Exercise goal :: Report every line from the following entries that contains the string "Super".
=== Material provided ===
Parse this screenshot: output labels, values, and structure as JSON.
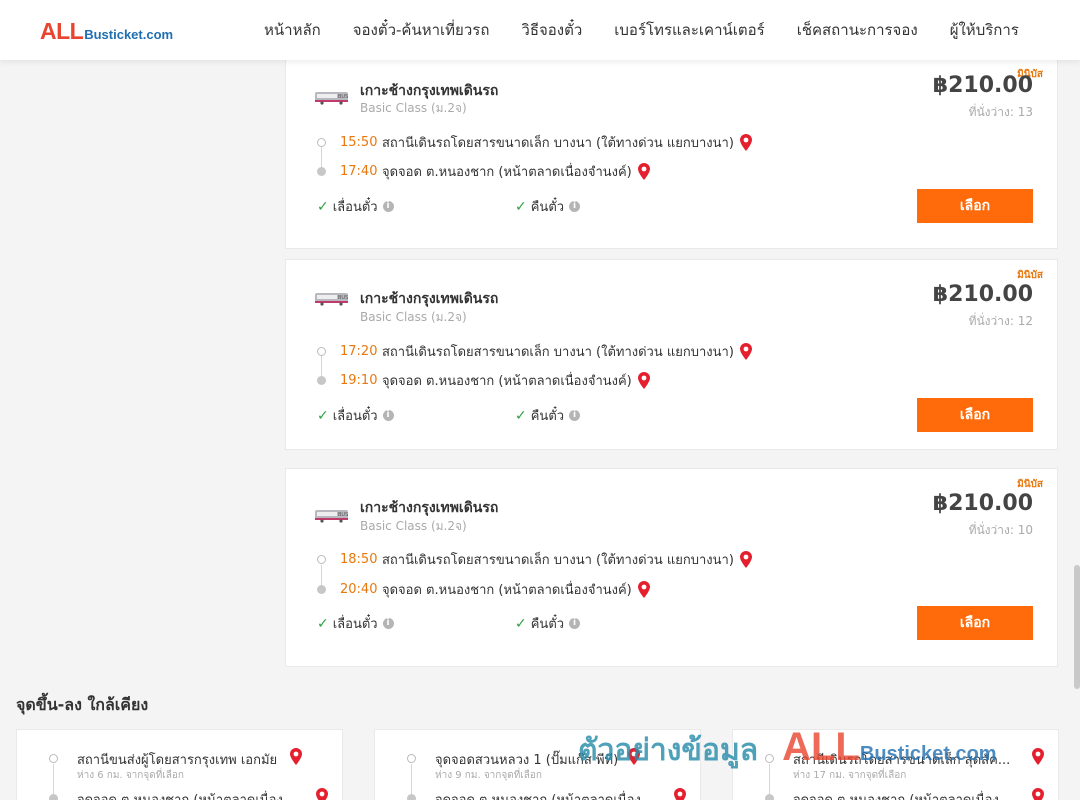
{
  "header": {
    "logo_all": "ALL",
    "logo_rest": "Busticket.com",
    "nav": [
      "หน้าหลัก",
      "จองตั๋ว-ค้นหาเที่ยวรถ",
      "วิธีจองตั๋ว",
      "เบอร์โทรและเคาน์เตอร์",
      "เช็คสถานะการจอง",
      "ผู้ให้บริการ"
    ]
  },
  "trips": [
    {
      "badge": "มินิบัส",
      "route": "เกาะช้างกรุงเทพเดินรถ",
      "bus_class": "Basic Class (ม.2จ)",
      "price": "฿210.00",
      "seats": "ที่นั่งว่าง: 13",
      "depart_time": "15:50",
      "depart_place": "สถานีเดินรถโดยสารขนาดเล็ก บางนา (ใต้ทางด่วน แยกบางนา)",
      "arrive_time": "17:40",
      "arrive_place": "จุดจอด ต.หนองชาก (หน้าตลาดเนื่องจำนงค์)",
      "feature_1": "เลื่อนตั๋ว",
      "feature_2": "คืนตั๋ว",
      "select_label": "เลือก"
    },
    {
      "badge": "มินิบัส",
      "route": "เกาะช้างกรุงเทพเดินรถ",
      "bus_class": "Basic Class (ม.2จ)",
      "price": "฿210.00",
      "seats": "ที่นั่งว่าง: 12",
      "depart_time": "17:20",
      "depart_place": "สถานีเดินรถโดยสารขนาดเล็ก บางนา (ใต้ทางด่วน แยกบางนา)",
      "arrive_time": "19:10",
      "arrive_place": "จุดจอด ต.หนองชาก (หน้าตลาดเนื่องจำนงค์)",
      "feature_1": "เลื่อนตั๋ว",
      "feature_2": "คืนตั๋ว",
      "select_label": "เลือก"
    },
    {
      "badge": "มินิบัส",
      "route": "เกาะช้างกรุงเทพเดินรถ",
      "bus_class": "Basic Class (ม.2จ)",
      "price": "฿210.00",
      "seats": "ที่นั่งว่าง: 10",
      "depart_time": "18:50",
      "depart_place": "สถานีเดินรถโดยสารขนาดเล็ก บางนา (ใต้ทางด่วน แยกบางนา)",
      "arrive_time": "20:40",
      "arrive_place": "จุดจอด ต.หนองชาก (หน้าตลาดเนื่องจำนงค์)",
      "feature_1": "เลื่อนตั๋ว",
      "feature_2": "คืนตั๋ว",
      "select_label": "เลือก"
    }
  ],
  "nearby": {
    "title": "จุดขึ้น-ลง ใกล้เคียง",
    "cards": [
      {
        "from": "สถานีขนส่งผู้โดยสารกรุงเทพ เอกมัย",
        "distance": "ห่าง 6 กม. จากจุดที่เลือก",
        "to": "จุดจอด ต.หนองชาก (หน้าตลาดเนื่อง"
      },
      {
        "from": "จุดจอดสวนหลวง 1 (ปั๊มแก๊ส พีที)",
        "distance": "ห่าง 9 กม. จากจุดที่เลือก",
        "to": "จุดจอด ต.หนองชาก (หน้าตลาดเนื่อง"
      },
      {
        "from": "สถานีเดินรถโดยสารขนาดเล็ก สุดสัค...",
        "distance": "ห่าง 17 กม. จากจุดที่เลือก",
        "to": "จุดจอด ต.หนองชาก (หน้าตลาดเนื่อง"
      }
    ]
  },
  "watermark": {
    "text": "ตัวอย่างข้อมูล",
    "all": "ALL",
    "rest": "Busticket.com"
  }
}
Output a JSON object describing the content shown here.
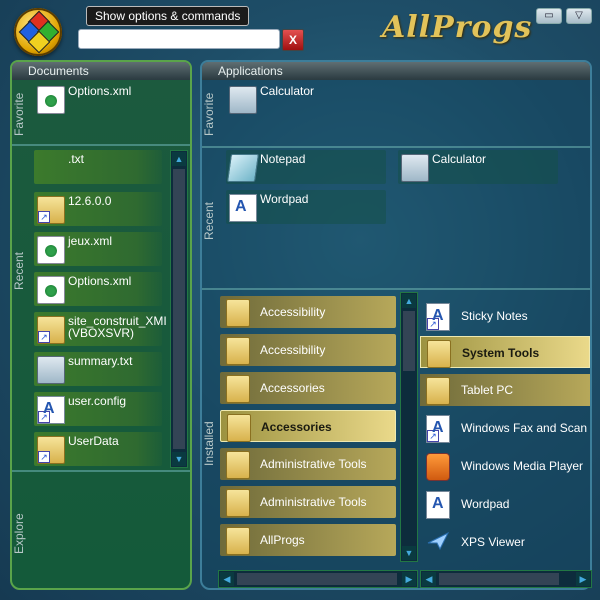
{
  "header": {
    "tooltip": "Show options & commands",
    "search_value": "",
    "clear_label": "X",
    "brand": "AllProgs",
    "window_buttons": [
      "▭",
      "▽"
    ]
  },
  "documents": {
    "header": "Documents",
    "labels": {
      "favorite": "Favorite",
      "recent": "Recent",
      "explore": "Explore"
    },
    "favorite": [
      {
        "label": "Options.xml",
        "icon": "xml-doc-icon"
      }
    ],
    "recent": [
      {
        "label": ".txt",
        "icon": "none"
      },
      {
        "label": "12.6.0.0",
        "icon": "folder-shortcut-icon"
      },
      {
        "label": "jeux.xml",
        "icon": "xml-doc-icon"
      },
      {
        "label": "Options.xml",
        "icon": "xml-doc-icon"
      },
      {
        "label": "site_construit_XMI (VBOXSVR)",
        "icon": "folder-shortcut-icon"
      },
      {
        "label": "summary.txt",
        "icon": "network-doc-icon"
      },
      {
        "label": "user.config",
        "icon": "file-shortcut-icon"
      },
      {
        "label": "UserData",
        "icon": "folder-shortcut-icon"
      }
    ]
  },
  "applications": {
    "header": "Applications",
    "labels": {
      "favorite": "Favorite",
      "recent": "Recent",
      "installed": "Installed"
    },
    "favorite": [
      {
        "label": "Calculator",
        "icon": "calculator-icon"
      }
    ],
    "recent": [
      {
        "label": "Notepad",
        "icon": "notepad-icon"
      },
      {
        "label": "Calculator",
        "icon": "calculator-icon"
      },
      {
        "label": "Wordpad",
        "icon": "wordpad-icon"
      }
    ],
    "installed_left": [
      {
        "label": "Accessibility"
      },
      {
        "label": "Accessibility"
      },
      {
        "label": "Accessories"
      },
      {
        "label": "Accessories",
        "selected": true
      },
      {
        "label": "Administrative Tools"
      },
      {
        "label": "Administrative Tools"
      },
      {
        "label": "AllProgs"
      }
    ],
    "installed_right": [
      {
        "label": "Sticky Notes",
        "icon": "sticky-notes-icon"
      },
      {
        "label": "System Tools",
        "icon": "folder-icon",
        "selected": true
      },
      {
        "label": "Tablet PC",
        "icon": "folder-icon",
        "highlight": true
      },
      {
        "label": "Windows Fax and Scan",
        "icon": "fax-icon"
      },
      {
        "label": "Windows Media Player",
        "icon": "media-player-icon"
      },
      {
        "label": "Wordpad",
        "icon": "wordpad-icon"
      },
      {
        "label": "XPS Viewer",
        "icon": "xps-viewer-icon"
      }
    ]
  }
}
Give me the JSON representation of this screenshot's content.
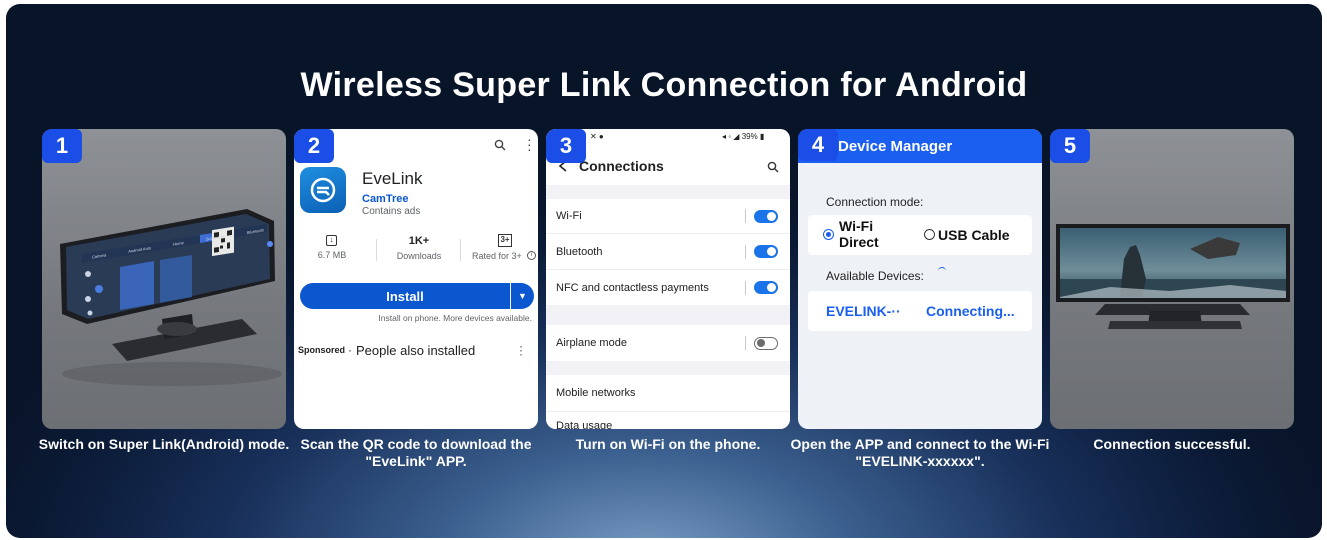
{
  "title": "Wireless Super Link Connection for Android",
  "steps": [
    {
      "number": "1",
      "caption": "Switch on Super Link(Android) mode."
    },
    {
      "number": "2",
      "caption": "Scan the QR code to download the \"EveLink\" APP."
    },
    {
      "number": "3",
      "caption": "Turn on  Wi-Fi on the phone."
    },
    {
      "number": "4",
      "caption": "Open the APP and connect to the Wi-Fi \"EVELINK-xxxxxx\"."
    },
    {
      "number": "5",
      "caption": "Connection successful."
    }
  ],
  "device_screen": {
    "tabs": [
      "Camera",
      "Android Auto",
      "Home",
      "Super Link",
      "Bluetooth"
    ]
  },
  "play_store": {
    "app_name": "EveLink",
    "developer": "CamTree",
    "ads_note": "Contains ads",
    "size": "6.7 MB",
    "downloads_value": "1K+",
    "downloads_label": "Downloads",
    "rating_badge": "3+",
    "rating_label": "Rated for 3+",
    "install_label": "Install",
    "install_note": "Install on phone. More devices available.",
    "sponsored_label": "Sponsored",
    "people_installed": "People also installed"
  },
  "settings": {
    "status_right": "39%",
    "header": "Connections",
    "rows": [
      {
        "label": "Wi-Fi",
        "state": "on"
      },
      {
        "label": "Bluetooth",
        "state": "on"
      },
      {
        "label": "NFC and contactless payments",
        "state": "on"
      },
      {
        "label": "Airplane mode",
        "state": "off"
      },
      {
        "label": "Mobile networks",
        "state": "none"
      },
      {
        "label": "Data usage",
        "state": "none"
      }
    ]
  },
  "device_manager": {
    "header": "Device Manager",
    "connection_mode_label": "Connection mode:",
    "option_wifi_line1": "Wi-Fi",
    "option_wifi_line2": "Direct",
    "option_usb": "USB Cable",
    "available_label": "Available Devices:",
    "device_name": "EVELINK-··",
    "device_status": "Connecting..."
  },
  "colors": {
    "badge_blue": "#1a4ee6",
    "install_blue": "#0b57d0",
    "header_blue": "#1a5ff0",
    "toggle_blue": "#1a73e8"
  }
}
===
Result of the exercise ::
  "title": "Wireless Super Link Connection for Android",
      "caption": "Switch on Super Link(Android) mode."
      "Super Link",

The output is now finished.